# Material to process
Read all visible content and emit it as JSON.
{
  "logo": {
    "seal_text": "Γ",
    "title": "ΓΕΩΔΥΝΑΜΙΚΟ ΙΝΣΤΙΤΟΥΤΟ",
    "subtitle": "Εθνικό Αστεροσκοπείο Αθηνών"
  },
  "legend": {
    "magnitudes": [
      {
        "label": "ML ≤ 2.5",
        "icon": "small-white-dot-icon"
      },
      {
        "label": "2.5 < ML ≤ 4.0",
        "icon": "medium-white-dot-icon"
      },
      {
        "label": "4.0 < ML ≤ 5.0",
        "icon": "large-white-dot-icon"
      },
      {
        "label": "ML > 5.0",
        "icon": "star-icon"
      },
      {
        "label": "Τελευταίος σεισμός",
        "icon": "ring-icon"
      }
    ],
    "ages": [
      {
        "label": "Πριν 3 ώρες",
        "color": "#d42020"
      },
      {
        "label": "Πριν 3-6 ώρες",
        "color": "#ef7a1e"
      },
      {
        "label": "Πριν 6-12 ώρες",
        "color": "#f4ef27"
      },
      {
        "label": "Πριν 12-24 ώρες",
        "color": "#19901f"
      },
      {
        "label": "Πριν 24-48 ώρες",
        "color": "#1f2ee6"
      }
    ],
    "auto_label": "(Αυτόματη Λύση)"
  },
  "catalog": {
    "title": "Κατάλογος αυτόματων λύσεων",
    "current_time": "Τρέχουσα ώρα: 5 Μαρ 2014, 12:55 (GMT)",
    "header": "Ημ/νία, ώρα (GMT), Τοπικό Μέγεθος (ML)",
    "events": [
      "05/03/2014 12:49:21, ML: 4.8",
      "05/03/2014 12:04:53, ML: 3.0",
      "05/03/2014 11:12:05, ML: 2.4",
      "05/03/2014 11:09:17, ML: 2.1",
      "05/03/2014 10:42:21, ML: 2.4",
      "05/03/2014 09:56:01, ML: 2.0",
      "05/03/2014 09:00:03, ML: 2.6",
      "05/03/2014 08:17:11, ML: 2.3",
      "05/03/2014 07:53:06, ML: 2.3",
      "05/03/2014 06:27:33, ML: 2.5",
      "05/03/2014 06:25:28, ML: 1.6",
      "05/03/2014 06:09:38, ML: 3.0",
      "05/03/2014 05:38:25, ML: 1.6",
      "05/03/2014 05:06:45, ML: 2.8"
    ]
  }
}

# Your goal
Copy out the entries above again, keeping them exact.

# Exercise response
Read all visible content and emit it as JSON.
{
  "logo": {
    "seal_text": "Γ",
    "title": "ΓΕΩΔΥΝΑΜΙΚΟ ΙΝΣΤΙΤΟΥΤΟ",
    "subtitle": "Εθνικό Αστεροσκοπείο Αθηνών"
  },
  "legend": {
    "magnitudes": [
      {
        "label": "ML ≤ 2.5",
        "icon": "small-white-dot-icon"
      },
      {
        "label": "2.5 < ML ≤ 4.0",
        "icon": "medium-white-dot-icon"
      },
      {
        "label": "4.0 < ML ≤ 5.0",
        "icon": "large-white-dot-icon"
      },
      {
        "label": "ML > 5.0",
        "icon": "star-icon"
      },
      {
        "label": "Τελευταίος σεισμός",
        "icon": "ring-icon"
      }
    ],
    "ages": [
      {
        "label": "Πριν 3 ώρες",
        "color": "#d42020"
      },
      {
        "label": "Πριν 3-6 ώρες",
        "color": "#ef7a1e"
      },
      {
        "label": "Πριν 6-12 ώρες",
        "color": "#f4ef27"
      },
      {
        "label": "Πριν 12-24 ώρες",
        "color": "#19901f"
      },
      {
        "label": "Πριν 24-48 ώρες",
        "color": "#1f2ee6"
      }
    ],
    "auto_label": "(Αυτόματη Λύση)"
  },
  "catalog": {
    "title": "Κατάλογος αυτόματων λύσεων",
    "current_time": "Τρέχουσα ώρα: 5 Μαρ 2014, 12:55 (GMT)",
    "header": "Ημ/νία, ώρα (GMT), Τοπικό Μέγεθος (ML)",
    "events": [
      "05/03/2014 12:49:21, ML: 4.8",
      "05/03/2014 12:04:53, ML: 3.0",
      "05/03/2014 11:12:05, ML: 2.4",
      "05/03/2014 11:09:17, ML: 2.1",
      "05/03/2014 10:42:21, ML: 2.4",
      "05/03/2014 09:56:01, ML: 2.0",
      "05/03/2014 09:00:03, ML: 2.6",
      "05/03/2014 08:17:11, ML: 2.3",
      "05/03/2014 07:53:06, ML: 2.3",
      "05/03/2014 06:27:33, ML: 2.5",
      "05/03/2014 06:25:28, ML: 1.6",
      "05/03/2014 06:09:38, ML: 3.0",
      "05/03/2014 05:38:25, ML: 1.6",
      "05/03/2014 05:06:45, ML: 2.8"
    ]
  }
}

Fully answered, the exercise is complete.